The periodic table of elements has four new entries, and one of them bears the name of the Volunteer State. Element 117 was discovered in 2010 by the Joint Institute for Nuclear Research (JINR), a collaboration between Russian and American scientists who are trying to create ever-heavier elements. 117 was tentatively named “ununseptium”, but today the International Union of Pure and Applied Chemistry announced that its official name will henceforth be “Tennessine”. Since the Joint Institute for Nuclear Research discovered two different elements at the same time, the Russian team was allowed to name element 115 “Moscovium”, and the American team, based in Oak Ridge, was given rights to name 117 Tennessine. Its chemical symbol is Ts. The “-ine” suffix indicates it is a part of the group of elements known as halogens.
Like most elements that far down the periodic table, Tennessine is extremely unstable, with a half-life of less than one second.
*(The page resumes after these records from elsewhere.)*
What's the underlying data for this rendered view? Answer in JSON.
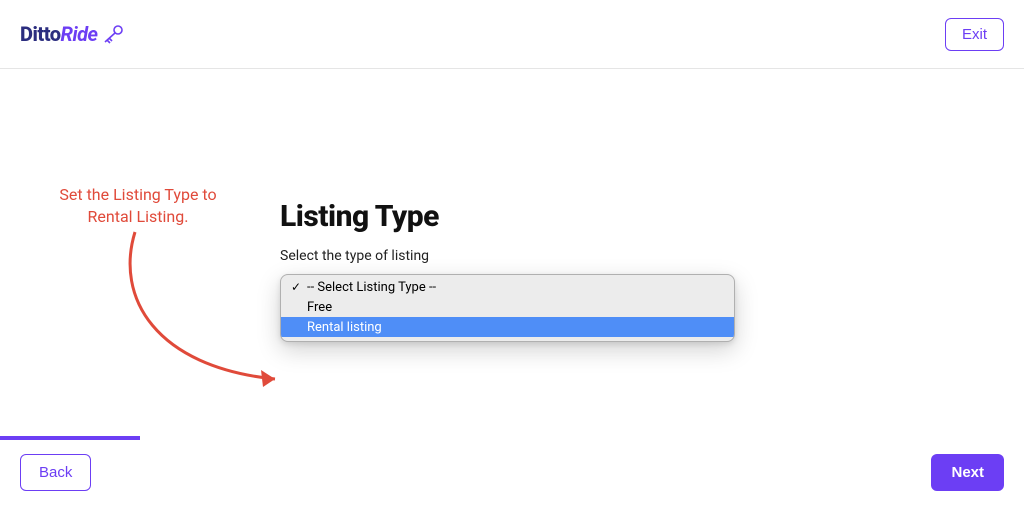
{
  "brand": {
    "part1": "Ditto",
    "part2": "Ride"
  },
  "header": {
    "exit_label": "Exit"
  },
  "instruction": "Set the Listing Type to Rental Listing.",
  "form": {
    "title": "Listing Type",
    "subtitle": "Select the type of listing",
    "options": [
      {
        "label": "-- Select Listing Type --",
        "selected": true,
        "highlighted": false
      },
      {
        "label": "Free",
        "selected": false,
        "highlighted": false
      },
      {
        "label": "Rental listing",
        "selected": false,
        "highlighted": true
      }
    ]
  },
  "footer": {
    "back_label": "Back",
    "next_label": "Next"
  },
  "colors": {
    "accent": "#6c3ef4",
    "instruction": "#e04a3a",
    "highlight": "#4f8ef7"
  }
}
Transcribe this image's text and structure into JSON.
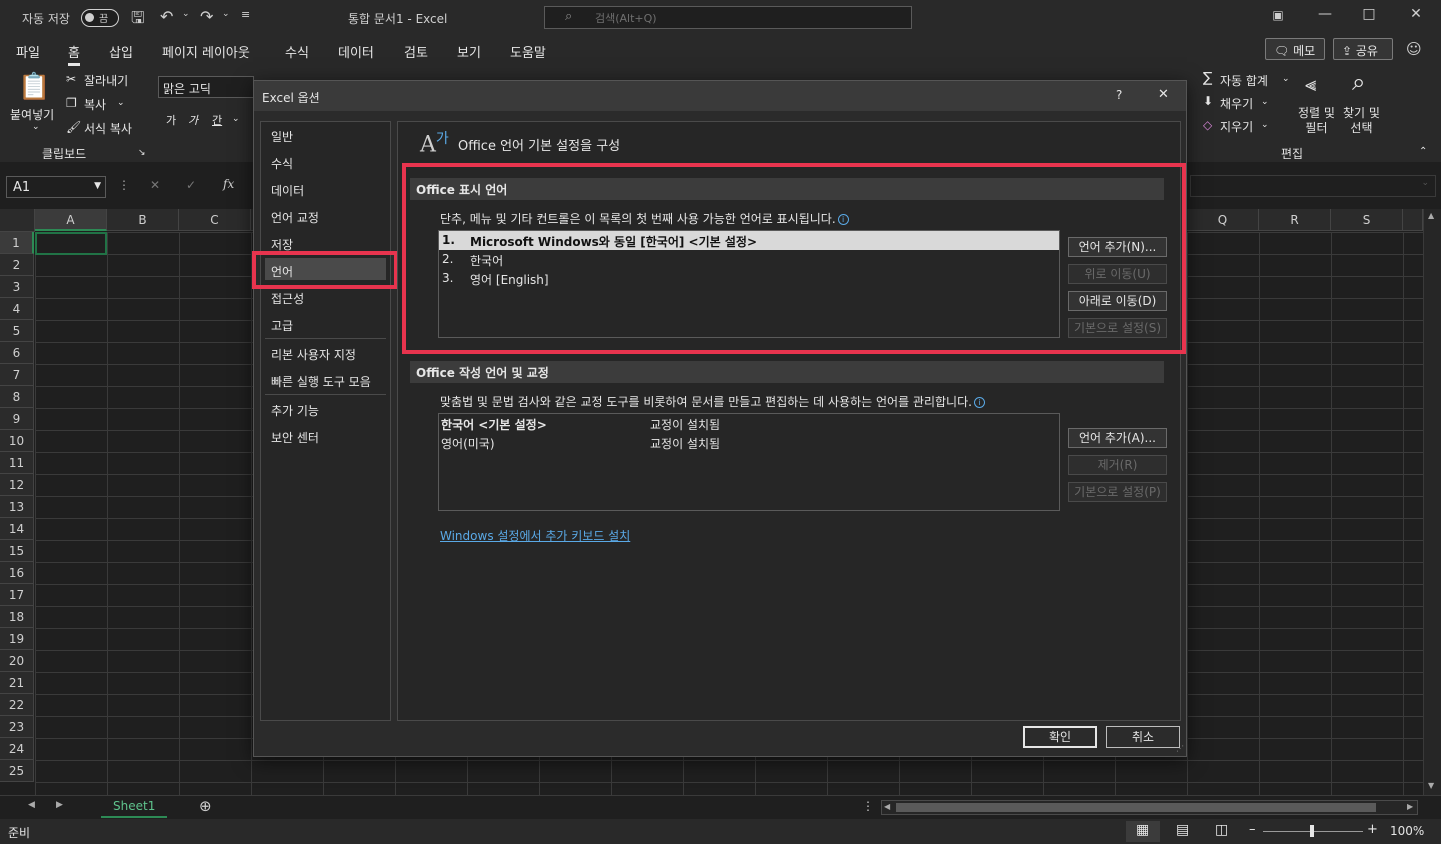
{
  "titlebar": {
    "autosave_label": "자동 저장",
    "autosave_state": "끔",
    "doc_title": "통합 문서1  -  Excel",
    "search_placeholder": "검색(Alt+Q)"
  },
  "menu": {
    "items": [
      "파일",
      "홈",
      "삽입",
      "페이지 레이아웃",
      "수식",
      "데이터",
      "검토",
      "보기",
      "도움말"
    ],
    "active": "홈",
    "memo_label": "메모",
    "share_label": "공유"
  },
  "ribbon": {
    "paste_label": "붙여넣기",
    "cut_label": "잘라내기",
    "copy_label": "복사",
    "format_painter_label": "서식 복사",
    "clipboard_group": "클립보드",
    "font_name": "맑은 고딕",
    "font_sizes": [
      "가",
      "가",
      "간"
    ],
    "autosum_label": "자동 합계",
    "fill_label": "채우기",
    "clear_label": "지우기",
    "sort_filter_label": "정렬 및\n필터",
    "find_select_label": "찾기 및\n선택",
    "editing_group": "편집"
  },
  "formula": {
    "namebox": "A1",
    "fx": "fx"
  },
  "grid": {
    "columns_left": [
      "A",
      "B",
      "C"
    ],
    "columns_right": [
      "Q",
      "R",
      "S"
    ],
    "rows": [
      "1",
      "2",
      "3",
      "4",
      "5",
      "6",
      "7",
      "8",
      "9",
      "10",
      "11",
      "12",
      "13",
      "14",
      "15",
      "16",
      "17",
      "18",
      "19",
      "20",
      "21",
      "22",
      "23",
      "24",
      "25"
    ]
  },
  "sheets": {
    "tabs": [
      "Sheet1"
    ]
  },
  "status": {
    "ready": "준비",
    "zoom": "100%"
  },
  "dialog": {
    "title": "Excel 옵션",
    "help": "?",
    "close": "✕",
    "nav": [
      "일반",
      "수식",
      "데이터",
      "언어 교정",
      "저장",
      "언어",
      "접근성",
      "고급",
      "리본 사용자 지정",
      "빠른 실행 도구 모음",
      "추가 기능",
      "보안 센터"
    ],
    "selected_nav": "언어",
    "heading": "Office 언어 기본 설정을 구성",
    "display": {
      "header": "Office 표시 언어",
      "description": "단추, 메뉴 및 기타 컨트롤은 이 목록의 첫 번째 사용 가능한 언어로 표시됩니다.",
      "items": [
        {
          "num": "1.",
          "name": "Microsoft Windows와 동일 [한국어] <기본 설정>"
        },
        {
          "num": "2.",
          "name": "한국어"
        },
        {
          "num": "3.",
          "name": "영어 [English]"
        }
      ],
      "buttons": {
        "add": "언어 추가(N)...",
        "move_up": "위로 이동(U)",
        "move_down": "아래로 이동(D)",
        "set_default": "기본으로 설정(S)"
      }
    },
    "authoring": {
      "header": "Office 작성 언어 및 교정",
      "description": "맞춤법 및 문법 검사와 같은 교정 도구를 비롯하여 문서를 만들고 편집하는 데 사용하는 언어를 관리합니다.",
      "items": [
        {
          "name": "한국어 <기본 설정>",
          "status": "교정이 설치됨"
        },
        {
          "name": "영어(미국)",
          "status": "교정이 설치됨"
        }
      ],
      "buttons": {
        "add": "언어 추가(A)...",
        "remove": "제거(R)",
        "set_default": "기본으로 설정(P)"
      }
    },
    "keyboard_link": "Windows 설정에서 추가 키보드 설치",
    "ok": "확인",
    "cancel": "취소"
  },
  "colors": {
    "highlight": "#e8344e",
    "link": "#5aa9e6",
    "selected_cell_border": "#217346"
  }
}
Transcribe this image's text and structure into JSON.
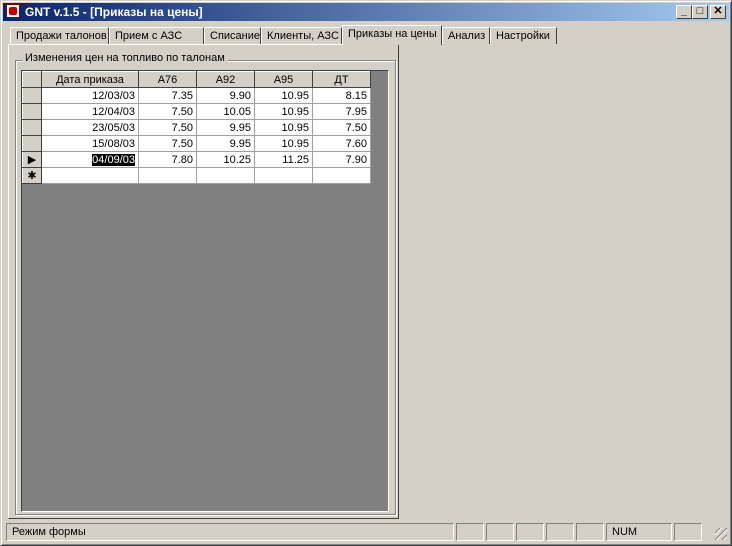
{
  "window": {
    "title": "GNT v.1.5 - [Приказы на цены]"
  },
  "title_buttons": {
    "minimize": "_",
    "maximize": "□",
    "close": "✕"
  },
  "tabs": [
    {
      "label": "Продажи талонов",
      "active": false
    },
    {
      "label": "Прием с  АЗС",
      "active": false
    },
    {
      "label": "Списание",
      "active": false
    },
    {
      "label": "Клиенты, АЗС",
      "active": false
    },
    {
      "label": "Приказы на цены",
      "active": true
    },
    {
      "label": "Анализ",
      "active": false
    },
    {
      "label": "Настройки",
      "active": false
    }
  ],
  "group": {
    "label": "Изменения цен на топливо по талонам"
  },
  "grid": {
    "columns": [
      "Дата приказа",
      "А76",
      "А92",
      "А95",
      "ДТ"
    ],
    "rows": [
      [
        "12/03/03",
        "7.35",
        "9.90",
        "10.95",
        "8.15"
      ],
      [
        "12/04/03",
        "7.50",
        "10.05",
        "10.95",
        "7.95"
      ],
      [
        "23/05/03",
        "7.50",
        "9.95",
        "10.95",
        "7.50"
      ],
      [
        "15/08/03",
        "7.50",
        "9.95",
        "10.95",
        "7.60"
      ],
      [
        "04/09/03",
        "7.80",
        "10.25",
        "11.25",
        "7.90"
      ]
    ],
    "current_row_marker": "▶",
    "new_row_marker": "✱"
  },
  "statusbar": {
    "mode": "Режим формы",
    "num": "NUM"
  }
}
Nevertheless, the JINR researchers believe its existence proves the longstanding theoretical concept of the “island of stability”, a predicted set of superheavy atomic nuclei whose configurations would lead to much longer-lived elements.
The two other elements named today are 113 Nihonium, which was named for Japan where it was discovered, and 118 Oganesson, which was named for its discoverer Yuri Oganessian.
Here’s a delightful video with more information on this late breaking chemistry news.